In a way, it was timely that my family moved from Connecticut to Massachusetts only a few weeks after Herb Oscar Anderson quit 77 WABC in September, 1968, because the times had indeed a’changed. (Note: HOA’s site auto-plays audio.) Anderson was still #1 in New York, but songs such as this one drove HOA away.
“Fire”, a top 10 hit on AM radio in Sept. ’68, was the first song I heard on WBCN-FM in Boston, which had switched formats from Classical to Underground music six months prior to my arrival in Massachusetts. Four years later, in 1972, I heard a record on WBCN that had a huge effect on me. This is exactly the point where I picked it up...
... and after that bit I heard “The Argument Clinic” and I was hooked. Eric Idle’s Money song pre-dates the Euro, but it correctly predicted that “everyone must hanker for the butchness of a banker,” because that’s the world we had until last September.
That was the first time I encountered Monty Python, and I felt as though a bullet had hit me between my ears. I LOVED those guys. And I mean I LOVED them, like they were the Beatles. But I was lucky to have heard them, because ‘BCN was just about the only place where Python had a home in America at the time. There’s an excellent little documentary called “Monty Python Conquers America” that tells of WBCN’s role in paving the way for Python. I’ve stitched together the pertinent bits.
I didn’t look all that different from that young DJ in the stock footage, and I know that Gates control console well from my own radio days, but it couldn’t have been BCN’s, because it’s monaural.
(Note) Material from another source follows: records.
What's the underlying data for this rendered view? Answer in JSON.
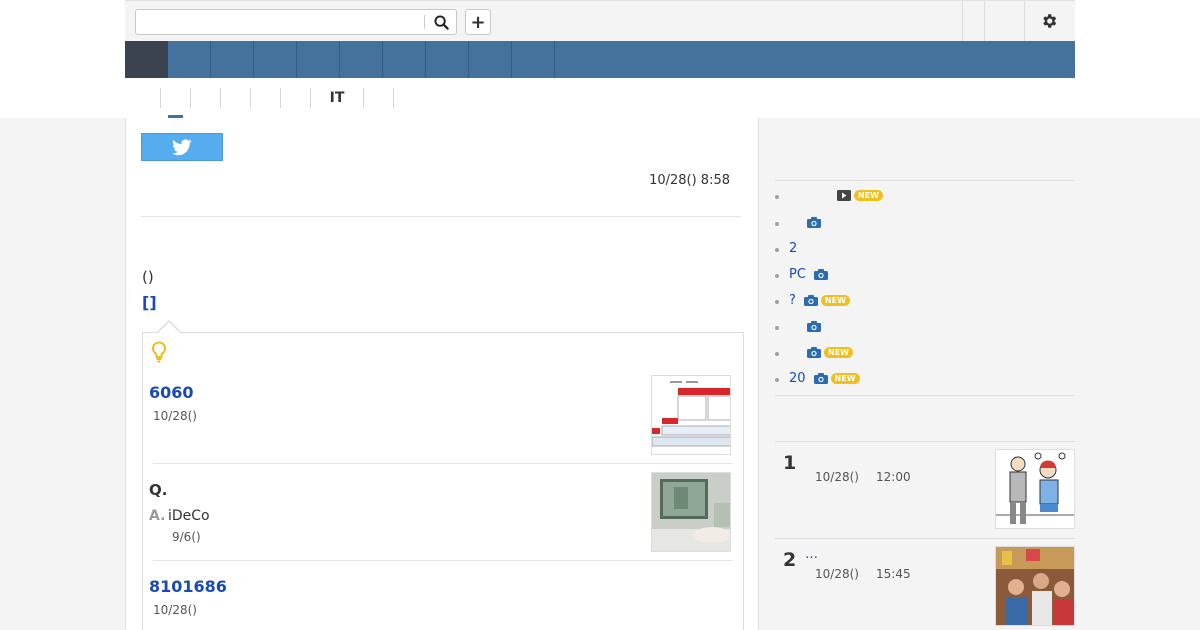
{
  "header": {
    "search": {
      "value": "",
      "placeholder": ""
    }
  },
  "nav": {
    "items": [
      "",
      "",
      "",
      "",
      "",
      "",
      "",
      "",
      "",
      ""
    ]
  },
  "category_tabs": [
    "",
    "",
    "",
    "",
    "",
    "IT",
    "",
    ""
  ],
  "article": {
    "date": "10/28() 8:58",
    "paren_text": "()",
    "bracket_link": "[]"
  },
  "related": {
    "items": [
      {
        "type": "article",
        "title": "6060",
        "date": "10/28()"
      },
      {
        "type": "qa",
        "question": "Q.",
        "answer_label": "A.",
        "answer": "iDeCo",
        "date": "9/6()"
      },
      {
        "type": "article",
        "title": "8101686",
        "date": "10/28()"
      }
    ]
  },
  "sidebar": {
    "topics": [
      {
        "text": "",
        "icon": "play-icon",
        "new": "NEW"
      },
      {
        "text": "",
        "icon": "camera-icon",
        "new": ""
      },
      {
        "text": "2",
        "icon": "",
        "new": ""
      },
      {
        "text": "PC",
        "icon": "camera-icon",
        "new": ""
      },
      {
        "text": "?",
        "icon": "camera-icon",
        "new": "NEW"
      },
      {
        "text": "",
        "icon": "camera-icon",
        "new": ""
      },
      {
        "text": "",
        "icon": "camera-icon",
        "new": "NEW"
      },
      {
        "text": "20",
        "icon": "camera-icon",
        "new": "NEW"
      }
    ],
    "ranking": [
      {
        "rank": "1",
        "text": "",
        "date": "10/28()",
        "time": "12:00"
      },
      {
        "rank": "2",
        "text": "…",
        "date": "10/28()",
        "time": "15:45"
      }
    ]
  },
  "colors": {
    "nav_bg": "#44729c",
    "nav_home_bg": "#3b4351",
    "link": "#1a4ab5",
    "twitter": "#55acee",
    "new_badge": "#f0c020"
  }
}
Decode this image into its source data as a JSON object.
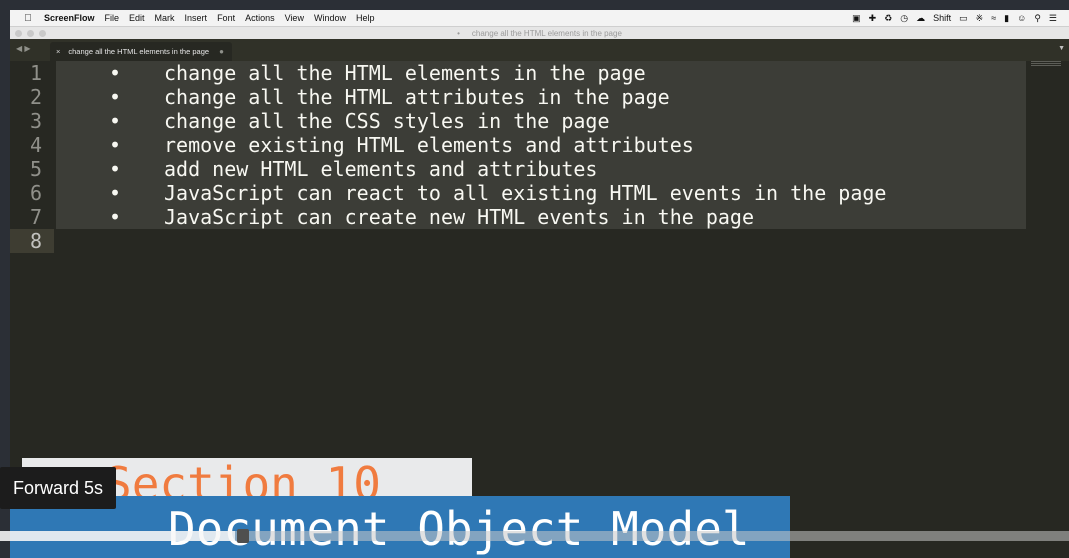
{
  "menubar": {
    "app": "ScreenFlow",
    "items": [
      "File",
      "Edit",
      "Mark",
      "Insert",
      "Font",
      "Actions",
      "View",
      "Window",
      "Help"
    ],
    "status": {
      "shift": "Shift"
    }
  },
  "window": {
    "title": "change all the HTML elements in the page"
  },
  "tab": {
    "label": "change all the HTML elements in the page"
  },
  "editor": {
    "line_numbers": [
      "1",
      "2",
      "3",
      "4",
      "5",
      "6",
      "7",
      "8"
    ],
    "bullet": "•",
    "lines": [
      "change all the HTML elements in the page",
      "change all the HTML attributes in the page",
      "change all the CSS styles in the page",
      "remove existing HTML elements and attributes",
      "add new HTML elements and attributes",
      "JavaScript can react to all existing HTML events in the page",
      "JavaScript can create new HTML events in the page",
      ""
    ]
  },
  "overlay": {
    "section": "Section 10",
    "topic": "Document Object Model",
    "tooltip": "Forward 5s"
  },
  "player": {
    "progress_fraction": 0.22
  }
}
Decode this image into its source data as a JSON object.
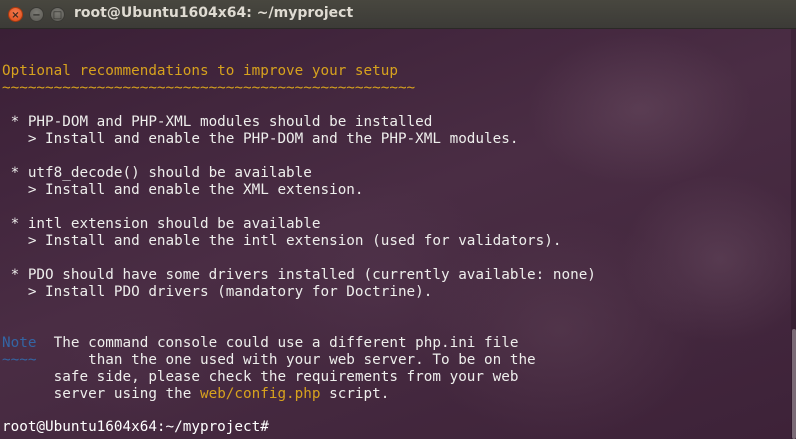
{
  "window": {
    "title": "root@Ubuntu1604x64: ~/myproject",
    "close_glyph": "×",
    "minimize_glyph": "−",
    "maximize_glyph": "□"
  },
  "terminal": {
    "heading": "Optional recommendations to improve your setup",
    "heading_underline": "~~~~~~~~~~~~~~~~~~~~~~~~~~~~~~~~~~~~~~~~~~~~~~~~",
    "items": [
      {
        "text": " * PHP-DOM and PHP-XML modules should be installed",
        "hint": "   > Install and enable the PHP-DOM and the PHP-XML modules."
      },
      {
        "text": " * utf8_decode() should be available",
        "hint": "   > Install and enable the XML extension."
      },
      {
        "text": " * intl extension should be available",
        "hint": "   > Install and enable the intl extension (used for validators)."
      },
      {
        "text": " * PDO should have some drivers installed (currently available: none)",
        "hint": "   > Install PDO drivers (mandatory for Doctrine)."
      }
    ],
    "note": {
      "label": "Note",
      "underline": "~~~~",
      "line1": "  The command console could use a different php.ini file",
      "line2": "      than the one used with your web server. To be on the",
      "line3": "      safe side, please check the requirements from your web",
      "line4_pre": "      server using the ",
      "line4_link": "web/config.php",
      "line4_post": " script."
    },
    "prompt": "root@Ubuntu1604x64:~/myproject#",
    "colors": {
      "heading": "#d7a21e",
      "note": "#3465a4",
      "text": "#eeeeec",
      "background": "#3b2137"
    }
  }
}
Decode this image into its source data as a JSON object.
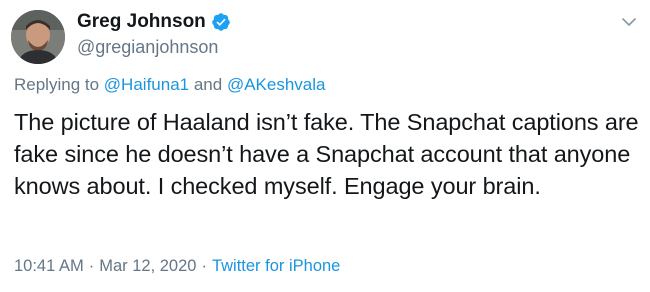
{
  "author": {
    "display_name": "Greg Johnson",
    "handle": "@gregianjohnson",
    "verified": true
  },
  "reply": {
    "prefix": "Replying to",
    "mention1": "@Haifuna1",
    "and": "and",
    "mention2": "@AKeshvala"
  },
  "tweet": {
    "text": "The picture of Haaland isn’t fake. The Snapchat captions are fake since he doesn’t have a Snapchat account that anyone knows about. I checked myself. Engage your brain."
  },
  "meta": {
    "time": "10:41 AM",
    "separator": "·",
    "date": "Mar 12, 2020",
    "source": "Twitter for iPhone"
  },
  "icons": {
    "verified": "verified-badge-icon",
    "menu": "chevron-down-icon"
  },
  "colors": {
    "link": "#1b95e0",
    "secondary_text": "#657786",
    "primary_text": "#14171a",
    "verified": "#1da1f2"
  }
}
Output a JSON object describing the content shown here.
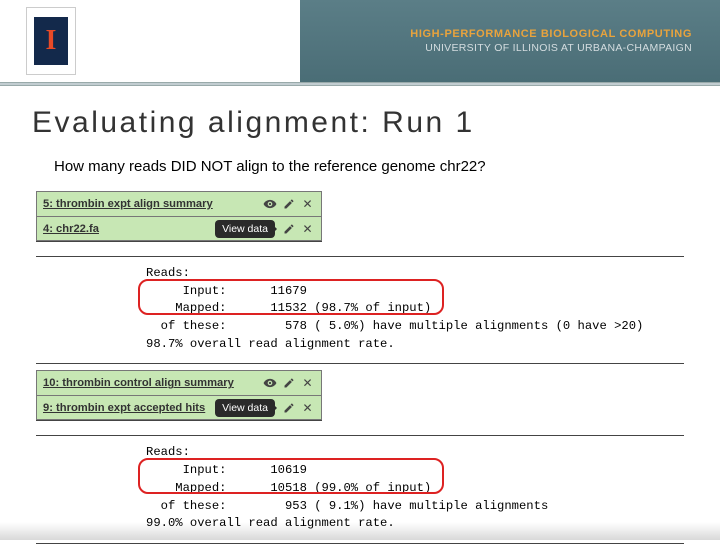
{
  "header": {
    "line1": "HIGH-PERFORMANCE BIOLOGICAL COMPUTING",
    "line2": "UNIVERSITY OF ILLINOIS AT URBANA-CHAMPAIGN",
    "logo_letter": "I"
  },
  "title": "Evaluating alignment: Run 1",
  "question": "How many reads DID NOT align to the reference genome chr22?",
  "tooltip": "View data",
  "panel1": {
    "items": [
      {
        "label": "5: thrombin expt align summary"
      },
      {
        "label": "4: chr22.fa"
      }
    ],
    "log_heading": "Reads:",
    "log_line1": "     Input:      11679",
    "log_line2": "    Mapped:      11532 (98.7% of input)",
    "log_line3": "  of these:        578 ( 5.0%) have multiple alignments (0 have >20)",
    "log_line4": "98.7% overall read alignment rate."
  },
  "panel2": {
    "items": [
      {
        "label": "10: thrombin control align summary"
      },
      {
        "label": "9: thrombin expt accepted hits"
      }
    ],
    "log_heading": "Reads:",
    "log_line1": "     Input:      10619",
    "log_line2": "    Mapped:      10518 (99.0% of input)",
    "log_line3": "  of these:        953 ( 9.1%) have multiple alignments",
    "log_line4": "99.0% overall read alignment rate."
  }
}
Something that isn’t pointed out is that before Monty Python, WBCN had played Firesign Theatre records, and I think those guys deserve credit for creating a new generation of comedy record fans. Not only that, Firesign Theatre albums were intricate and fully produced, as were the Python records, making them eminently re-listenable, like a Rock record.